The shift to October marked the last days that our visiting doctoral student Adriana Osińska spent in the lab. Adriana was working on the sequencing data generated from the invasion experiments I performed in Jo Handelsman’s lab. She managed to dig out a great number of genes that seems to have an influence on bacterial community invasion success. Those genes are now candidate genes that will be tested in follow-up studies, which brings us to….
That I forgot to introduce our newest lab member – Emil Burman! Emil is a master student performing his thesis project in the lab and will stay with us until May 2020. Emil will work on experimentally characterizing the candidate genes that Adriana has identified. We are excited to have Emil in the lab and think that he has been off to a great start already. Welcome Emil!
Adriana will no go back to Poland to complete here PhD thesis early next year. We have loved to have her in the lab and she has contributed with data and analyses of tremendous value. We wish her all the best of luck with defending her thesis!
It’s been a long time before I have written something here, mostly because making ourselves at home in Madison have take some time; then we go the flue; and then there have been a lot at work after that. But now i will try to have another go at writing somethings on the Wisconsin Blog.
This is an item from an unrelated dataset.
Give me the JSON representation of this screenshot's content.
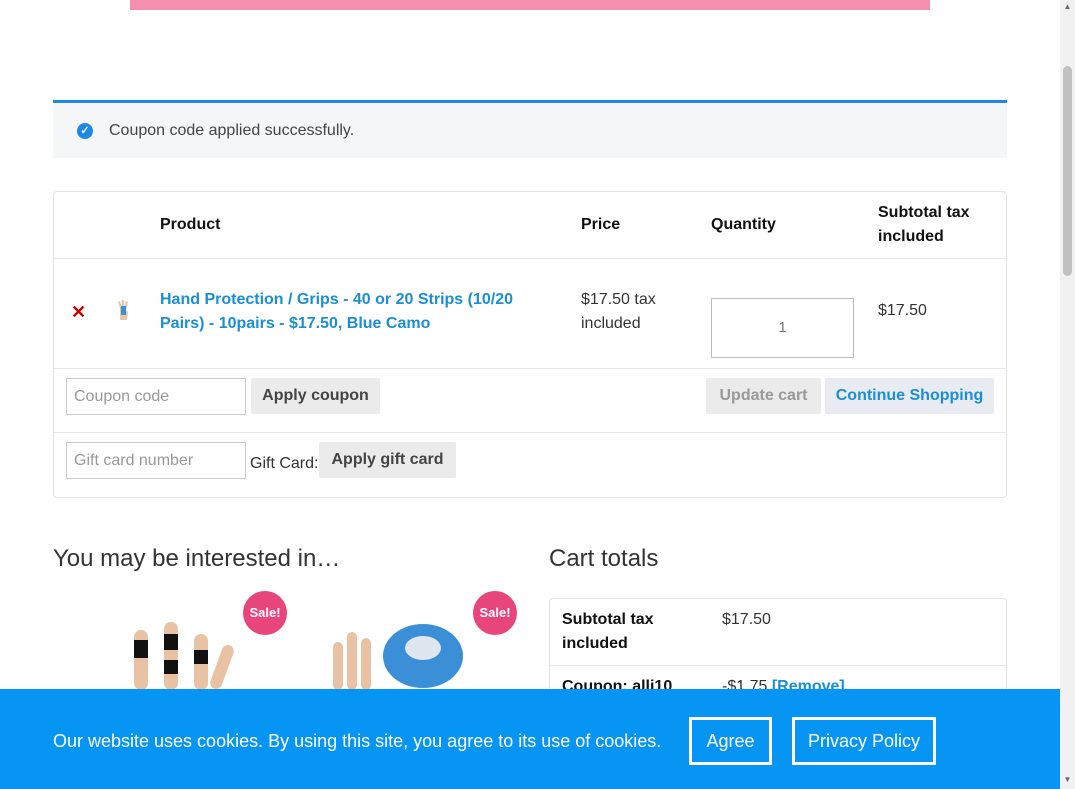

First, a look at my (already messy) desk here at the Wisconsin Institute for Discovery.
And then, a look at my lab space, which I have a view of straight from my desk, through a glass window.
This week, I have started experiments with exposing our little model community to antibiotics and it looks like I’m getting potentially exciting results. I have to sit down with the data today to see if there’s statistical differences, but from the looks of the biofilms, there is potential here.
Next week I will try to start experiment with sand columns and see if I can replicate some of this in this setting as well. It is interesting being back in the lab, and I feel that this an experience that will be very valuable for me going forward. I look forward to the days later this spring when I will start generating sequence data from my own experiments!
I’ve spend the lion’s share of the past few days in the lab, working quite late to obtain supercool results that we will now verify over the weekend. It’s very exciting to be able to generate useful data already during your first week in the lab (after not doing wet lab work for years), but mostly this is thanks to Manuel. Anyway, look at the beauty of those plates! My new favorite color must be crystal violet.
Another thing that has happened over the past week is that the students are beginning to come back her for the autumn semester. This means nice little paintings on the ground, lots of things happening downtown, but also that it’s harder to sleep since the previously quiet area of college dorms is not seeing quite a significant amount of nightlife. Large packs of students passing by my window at night, talking loudly. It’s mostly nice though. There are many parallels between Uppsala and Madison – both are cities heavily centered around their universities, and both seem to die a little during summers when the students move out. The differences mainly are that Madison is much more beautifully located between three lakes, that Uppsala has a much older history, and that Madison seems to have quite a bit of nightlife also in the summertime.
On Monday I will go to see a house to rent next year. Please keep your fingers crossed that it’s good and, if so, that we’ll get it! Otherwise housing has been a bit of a hassle, since everyone wants to rent now before the autumn semester. But I hope that that problem will no longer be a problem on Monday. Have a nice weekend!
Those attending the Metagenomics lab (part of the basic NGS course for PhD students given at GU this week), can find the material for the lab on this page:
Of course, the page is open for anyone else as well, although you won’t get the support that the GU students are given.